January 1, 2006

Mean, clear-sky surface temperature of the Greenland Ice Sheet was measured for each melt season from 2000 to 2005 using Moderate-Resolution Imaging Spectroradiometer (MODIS)–derived land-surface temperature (LST) data-product maps. During the period of most-active melt, the mean, clear-sky surface temperature of the ice sheet was highest in 2002 (−8.29 ± 5.29°C) and 2005 (−8.29 ± 5.43°C), compared to a 6-year mean of −9.04 ± 5.59°C, in agreement with recent work by other investigators showing unusually extensive melt in 2002 and 2005. Surface-temperature variability shows a correspondence with the dry-snow facies of the ice sheet; a reduction in area of the dry-snow facies would indicate a more-negative mass balance. Surface-temperature variability generally increased during the study period and is most pronounced in the 2005 melt season; this is consistent with surface instability caused by air-temperature fluctuations.

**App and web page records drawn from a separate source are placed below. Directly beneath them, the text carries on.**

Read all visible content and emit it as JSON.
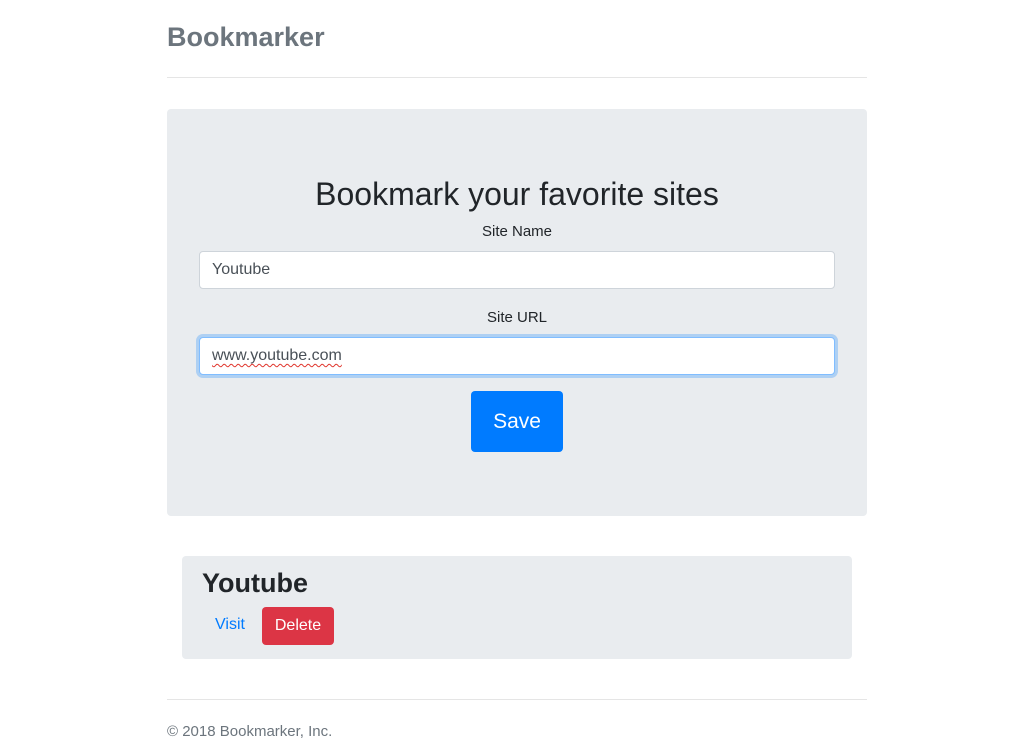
{
  "header": {
    "brand": "Bookmarker"
  },
  "form": {
    "heading": "Bookmark your favorite sites",
    "site_name_label": "Site Name",
    "site_name_value": "Youtube",
    "site_url_label": "Site URL",
    "site_url_value": "www.youtube.com",
    "save_label": "Save"
  },
  "bookmarks": [
    {
      "name": "Youtube",
      "visit_label": "Visit",
      "delete_label": "Delete"
    }
  ],
  "footer": {
    "text": "© 2018 Bookmarker, Inc."
  },
  "colors": {
    "primary": "#007bff",
    "danger": "#dc3545",
    "muted": "#6c757d",
    "panel": "#e9ecef"
  }
}
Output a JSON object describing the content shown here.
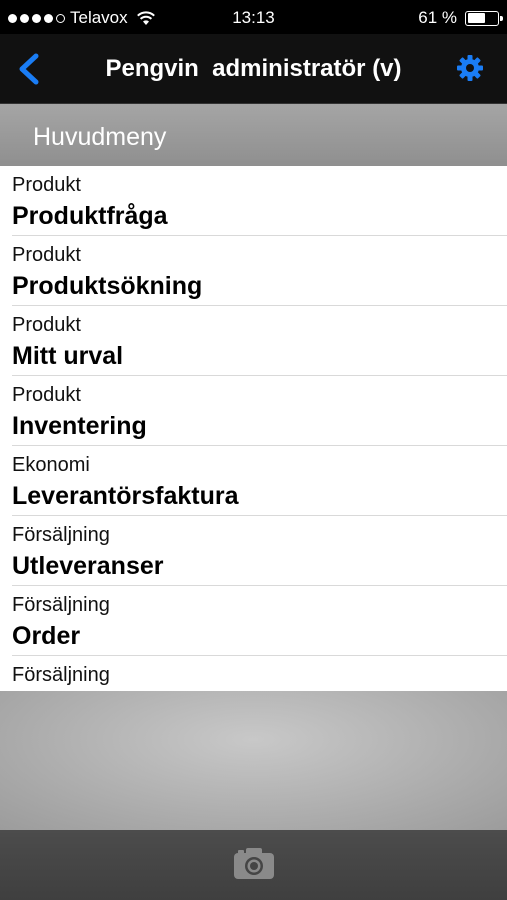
{
  "status_bar": {
    "carrier": "Telavox",
    "time": "13:13",
    "battery_text": "61 %",
    "battery_level": 0.61,
    "signal_bars_filled": 4,
    "signal_bars_total": 5
  },
  "nav": {
    "title": "Pengvin  administratör (v)",
    "back_icon": "chevron-left-icon",
    "settings_icon": "gear-icon",
    "accent_color": "#1a7df5"
  },
  "section": {
    "title": "Huvudmeny"
  },
  "menu_items": [
    {
      "category": "Produkt",
      "title": "Produktfråga"
    },
    {
      "category": "Produkt",
      "title": "Produktsökning"
    },
    {
      "category": "Produkt",
      "title": "Mitt urval"
    },
    {
      "category": "Produkt",
      "title": "Inventering"
    },
    {
      "category": "Ekonomi",
      "title": "Leverantörsfaktura"
    },
    {
      "category": "Försäljning",
      "title": "Utleveranser"
    },
    {
      "category": "Försäljning",
      "title": "Order"
    },
    {
      "category": "Försäljning",
      "title": ""
    }
  ],
  "toolbar": {
    "camera_icon": "camera-icon"
  }
}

Citation Information

Publication Year 2006
Title Satellite-derived, melt-season surface temperature of the Greenland Ice Sheet (2000-2005) and its relationship to mass balance
DOI 10.1029/2006GL026444
Authors D.K. Hall, R.S. Williams, K.A. Casey, N.E. DiGirolamo, Z. Wan
Publication Type Article
Publication Subtype Journal Article
Series Title Geophysical Research Letters
Index ID 70028080
Record Source USGS Publications Warehouse
USGS Organization Woods Hole Coastal and Marine Science Center